Thank you, thank you, thank you for all your kind words. You'll never know how much that means to me. Your kind words are my incentive. I don't take much time out for myself, but this blog is something that I do for myself and myself alone. Except that I am happy to be doing it with my beautiful SILS!


Marielle said...

I realy like this reward idea. my son has autisme, but he respons wel on sticker cards where he needs up to 15 stickers to get a big reward. But this lego reward idea will be so good for him to help him through the difficult last weeks of school (still 8 weeks to go here in the Netherlands) Thanks for posting this.

twinklescrapbooks said...

I really like the lego reward idea! :)Something like this is really needed at the end of the school year.

Katypie said...

I just wanted to say that I agree totally with Rebecca! These ideas/rewards not only work with children with Autism, but children without special needs as well!

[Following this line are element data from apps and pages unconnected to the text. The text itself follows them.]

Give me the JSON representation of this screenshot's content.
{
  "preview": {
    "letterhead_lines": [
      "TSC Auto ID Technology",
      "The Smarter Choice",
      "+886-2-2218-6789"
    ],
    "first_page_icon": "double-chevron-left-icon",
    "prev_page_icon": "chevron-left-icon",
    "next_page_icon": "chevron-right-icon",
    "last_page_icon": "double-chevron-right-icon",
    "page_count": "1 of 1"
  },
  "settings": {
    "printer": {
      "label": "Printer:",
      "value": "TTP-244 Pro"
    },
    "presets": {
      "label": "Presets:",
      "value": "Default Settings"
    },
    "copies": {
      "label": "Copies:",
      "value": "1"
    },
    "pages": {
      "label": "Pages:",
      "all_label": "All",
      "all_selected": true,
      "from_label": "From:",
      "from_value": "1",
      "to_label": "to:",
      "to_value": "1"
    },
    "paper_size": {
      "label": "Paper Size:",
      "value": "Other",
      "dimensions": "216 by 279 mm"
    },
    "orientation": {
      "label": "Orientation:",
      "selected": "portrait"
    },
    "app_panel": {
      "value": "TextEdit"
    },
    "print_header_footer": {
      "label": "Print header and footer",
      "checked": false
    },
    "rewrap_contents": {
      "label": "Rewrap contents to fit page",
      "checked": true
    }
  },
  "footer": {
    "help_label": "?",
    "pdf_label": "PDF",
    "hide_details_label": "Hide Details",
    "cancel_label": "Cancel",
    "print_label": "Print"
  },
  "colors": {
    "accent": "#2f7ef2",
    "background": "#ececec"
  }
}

I've been meaning to comment for awhile now. Thank you for my comment weeks ago when I was first starting out in Blogland, Rebecca! I really love the page you ladies have come together to create. As a teacher you've given me lots of great ideas -- and wishes for what I'd get from MY students' parents!! You sure are a thoughtful bunch! :0)

The one thing I'm still wondering about though... what area of Arizona are you (those who are) in? I lived on the west side of Phoenix (Avondale and Surprise) for 2 years and taught in Buckeye. I've since moved back to Ohio... but totally miss the AZ sunshine!!!

Sorry for the novel... thanks again for the wonderful page! :0)

Hannah said...

Thanks for this post. My son was recently diagnosed with Aspergers and even though we have been dealing with his behaviors for years, it is great to hear ideas that I know will work with my son.

RootsAndWingsCo said...

One thing I have learned is that behaviors come and go all the time.

Whenever he is learning a new skill, he regresses some place else and behaviors start up. Then after a while, the new skill or new level of maturity shines through and I finally get what all the fuss was about. Many times I don't know what the new skill is until his just happens one day. One time after such an episode, he came out of it talking in sentences, where before he would say one or two words. It was one day to the next and not a gradual progression. Kind of cool actually. Like not showing a present until it is completely done.

By the way, No worries about novel length comments. We LOVE comments around here. We are actually quite chatty when given the chance. Guess that comes from being stay-at-home-moms. ;)

I am in Tucson, AZ.

As always, thank you ladies for letting me know my post was useful!!! I love it!


Deb said...

You are a fabulous mom! I love these ideas and the glimpse into how you are dealing with the changes in your son's life because of the craziness at school.

It's also a great reminder to me, as a teacher, to keep the routines as set as possible here at the end of the year instead of just letting things happen as they will. I think all of my school kids would benefit from that. And maybe I could create an incentive for myself for following through. . . :O)

Thank you for being so open and sharing.

Kristin said...

I do similar reward system for homework, getting ready in the morning, outings, etc.

What a great post!

Also, on shopping trips, my son had to earn quarters (for good behavior). Near the exit, certain stores always have those machines (you all know the!). The little machines where you insert a quarter(s) and out comes gumballs, candies, little toys.

It was a real incentive for my son to have good behavior at the store so he could "earn" his quarters for the machines!

And boy, do I know the importance of routines! Routines are VERY important in my son's life.